Design by: Tobias HallWhat’s in a name? Everything. Anything. Haven’t you ever been attracted to a name and decided to start a conversation with them? Many times, consumers will scroll through their business feed and stop at a name that attracts to them at first glace. But it’s more than attractiveness. Your person, your brand, needs to have a name that is a mirror of all its attributes, a representative of the goods and services your business is providing.
If You Can’t Convince Them, Confuse Them
Design by: Tobias HallCreating a brand slogan is one of the hardest things you’ll have to do in this process. But it’s also one of the things that will get your brand the spotlight it deserves. You need to create a compelling brand slogan. This is much like the “elevator pitch” concept used in Hollywood. When the idea behind a movie is to be forwarded, they don’t narrate the whole story, but a one-liner which has to be pitched in even if you are standing in an elevator. Keep it short, catchy, and spicy. If you can’t come up with a brand slogan to convince your audience to use your product/service, create one that confuses them in a way that they start to contemplate on the need to do business with you.
Creating the Right Typography
Design by: Prathamesh D.How do you mostly dress up before attending an event? First, you think of the type of occasion it is, its theme (if any), what colors would go well with the time the event is scheduled at, the appropriacy of your clothes according to the level of formality/informality… This would be, more or less, the routine to be followed. Think of your brand’s typography in the same context, like dress-up. Use color psychology to your advantage. People are attracted to vibrant colors. So use a bright color palette consisting of various colors complimenting each other. You wouldn’t want to mess up a lot of shades, though. Just something simple yet elegant enough, reflective of your brand image. Aside from the name, your brand’s logo will be a true representative of your brand’s personality. Consider brands such as Virgin Records, who’s initial logo was a literal depiction of their name. Whatever you decide to go with, just remember that your brand logo is the face you give to this hypothetical personality we are calling a brand. That face can be as welcoming as you want…or the entire opposite. If you don't have a clear idea of how to express your brand with colors and designs, you can take advantage of a great Printing and Designing Company like Peppermint Dev to help and guide you through the process.

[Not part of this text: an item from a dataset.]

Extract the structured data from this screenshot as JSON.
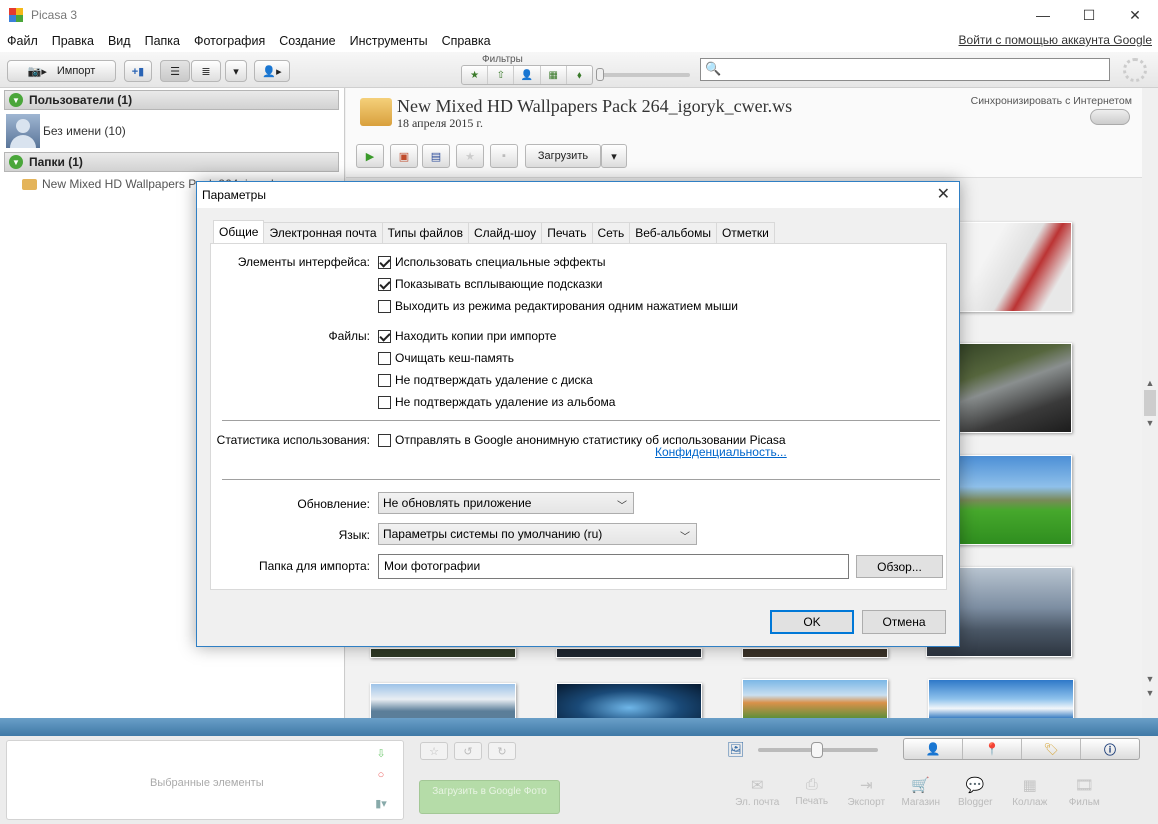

Be Purposeful and Sincere
Extending and Evolving Your Brand
Don’t Forget the 7 C’s of Communication